Astronomers have identified an Earth-size exoplanet, or globe outside our solar system, that may be covered in volcanoes. The planet, known as LP 791-18 d, may have volcanic outbursts as frequently as Jupiter’s moon Io, our solar system’s most volcanically active body. NASA’s TESS, Spitzer Space Telescope, and an array of ground-based observatories were used to find and study the planet.
A report published on May 17:
A report describing the planet, led by Merrin Peterson, a graduate of the Trottier Institute for Research on Exoplanets (iREx) at the University of Montreal, was published in the scientific journal Nature on May 17.
“LP 791-18 d is tidally locked, which means the same side always faces its star,” explained Björn Benneke, co-author and iREx astronomy professor who designed and supervised the project. “The day side is likely to be too hot for liquid water to exist on the surface.” However, the amount of volcanic activity that we suspect occurs all across the planet may be enough to sustain an atmosphere, allowing water to condense on the night side.”
LP 791-18 d:
LP 791-18 d circles a small red dwarf star in the southern constellation Crater, which is roughly 90 light-years away. According to the team, it is only slightly larger and heavier than Earth.
How does the size and weight of LP 791-18 d compare to the other planets in the system?
Prior to this discovery, astronomers were aware of two more worlds in the system known as LP 791-18 b and c. The inner planet b is around 20% the size of Earth. The outer planet c is around 2.5 times the size of Earth and weighs more than seven times as much.
What is the effect of the close passes of planet c on the planet d’s orbit and surface?
Planets d and c pass close to one other during each orbit. Each close pass by the more massive planet c causes a gravitational tug on planet d, causing its orbit to become slightly elliptical. Planet d is significantly distorted as it orbits the star on this elliptical course. These deformations have the potential to generate enough internal friction to significantly heat the planet’s innards and spark volcanic activity on its surface. Jupiter and some of its moons have similar effects on Io.
Where is planet d located in relation to the habitable zone?
Planet d is located on the outside of the habitable zone, which is the typical range of distances from a star at which astronomers believe liquid water may exist on the planet’s surface. If the planet is as geologically active as the researchers believe, it may be able to support life. Temperatures on the planet’s night side may fall low enough for water to condense on the surface.
James Webb Space Telescope observation:

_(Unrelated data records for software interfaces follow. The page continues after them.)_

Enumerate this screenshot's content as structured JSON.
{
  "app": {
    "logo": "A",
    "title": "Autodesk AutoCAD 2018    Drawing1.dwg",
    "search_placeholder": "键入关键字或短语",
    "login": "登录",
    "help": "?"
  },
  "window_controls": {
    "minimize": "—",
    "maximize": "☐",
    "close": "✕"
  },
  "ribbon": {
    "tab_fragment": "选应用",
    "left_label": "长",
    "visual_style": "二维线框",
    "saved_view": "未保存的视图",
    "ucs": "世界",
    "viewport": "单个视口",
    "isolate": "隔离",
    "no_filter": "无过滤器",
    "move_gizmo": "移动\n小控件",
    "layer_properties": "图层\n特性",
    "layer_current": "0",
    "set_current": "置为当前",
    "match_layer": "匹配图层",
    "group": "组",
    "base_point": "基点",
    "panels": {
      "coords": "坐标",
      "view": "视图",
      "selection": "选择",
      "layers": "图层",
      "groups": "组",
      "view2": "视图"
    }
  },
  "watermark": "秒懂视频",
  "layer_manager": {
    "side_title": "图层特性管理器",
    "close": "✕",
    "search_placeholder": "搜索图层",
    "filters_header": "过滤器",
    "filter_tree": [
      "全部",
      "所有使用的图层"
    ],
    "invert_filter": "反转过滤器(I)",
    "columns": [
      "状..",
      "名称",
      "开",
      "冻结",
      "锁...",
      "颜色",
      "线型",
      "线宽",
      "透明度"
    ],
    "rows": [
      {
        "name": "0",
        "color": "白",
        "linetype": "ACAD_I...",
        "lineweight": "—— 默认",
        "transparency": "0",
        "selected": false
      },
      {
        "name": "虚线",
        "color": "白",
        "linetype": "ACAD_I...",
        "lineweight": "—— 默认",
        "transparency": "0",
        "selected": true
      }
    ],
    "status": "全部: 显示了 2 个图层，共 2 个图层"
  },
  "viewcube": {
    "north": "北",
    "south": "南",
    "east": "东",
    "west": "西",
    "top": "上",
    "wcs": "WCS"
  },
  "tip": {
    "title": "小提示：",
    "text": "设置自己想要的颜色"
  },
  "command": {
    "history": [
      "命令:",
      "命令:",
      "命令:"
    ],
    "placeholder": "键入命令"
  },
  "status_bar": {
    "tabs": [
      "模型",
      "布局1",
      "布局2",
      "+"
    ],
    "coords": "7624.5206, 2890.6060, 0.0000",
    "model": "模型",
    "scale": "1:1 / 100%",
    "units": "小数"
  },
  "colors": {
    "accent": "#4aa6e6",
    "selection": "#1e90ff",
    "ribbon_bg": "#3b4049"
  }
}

Planet c has already been cleared for James Webb Space Telescope observing time, and the team believes planet d is an excellent candidate for atmosphere investigations by the mission.
“A big question in astrobiology, the broad study of the origins of life on Earth and beyond, is whether tectonic or volcanic activity is required for life,” said co-author Jessie Christiansen, a research scientist at NASA’s Exoplanet Science Institute at the California Institute of Technology in Pasadena. “In addition to potentially providing an atmosphere, these processes could churn up materials that would otherwise sink and become trapped in the crust, including those we believe are essential for life, such as carbon.”
Spitzer’s observations of the system were among the last data points collected by the satellite before it was retired in January 2020.
“It’s incredible to read about the continued discoveries and publications years after Spitzer’s mission concluded,” said Joseph Hunt, Spitzer project manager at NASA’s Jet Propulsion Laboratory in Southern California. “This demonstrates the accomplishments of our world-class engineers and scientists.” They collaborated to build not only a spacecraft but also a data set that is still useful to the astrophysics community.”
Who are the collaborators and partners involved in the TESS mission?
TESS is a NASA Astrophysics Explorer mission led and administered by MIT in Cambridge, Massachusetts. Northrop Grumman in Falls Church, Virginia; NASA’s Ames Research Center in California’s Silicon Valley; the Center for Astrophysics | Harvard & Smithsonian in Cambridge, Massachusetts; MIT’s Lincoln Laboratory; and the Space Telescope Science Institute in Baltimore are among the other collaborators. The mission includes more than a dozen colleges, research institutes, and observatories from around the world.
Where is the Spitzer data archive located and who oversees it?
The Spitzer data archive, which is kept at the Infrared Science Archive at IPAC at Caltech in Pasadena, California, houses the whole body of scientific data produced by Spitzer during its existence. Spitzer mission operations were overseen for NASA’s Science Mission Directorate in Washington by Caltech’s Jet Propulsion Laboratory. The Spitzer Science Center at IPAC at Caltech was the site of the science operations. Lockheed Martin Space in Littleton, Colorado was responsible for spacecraft operations.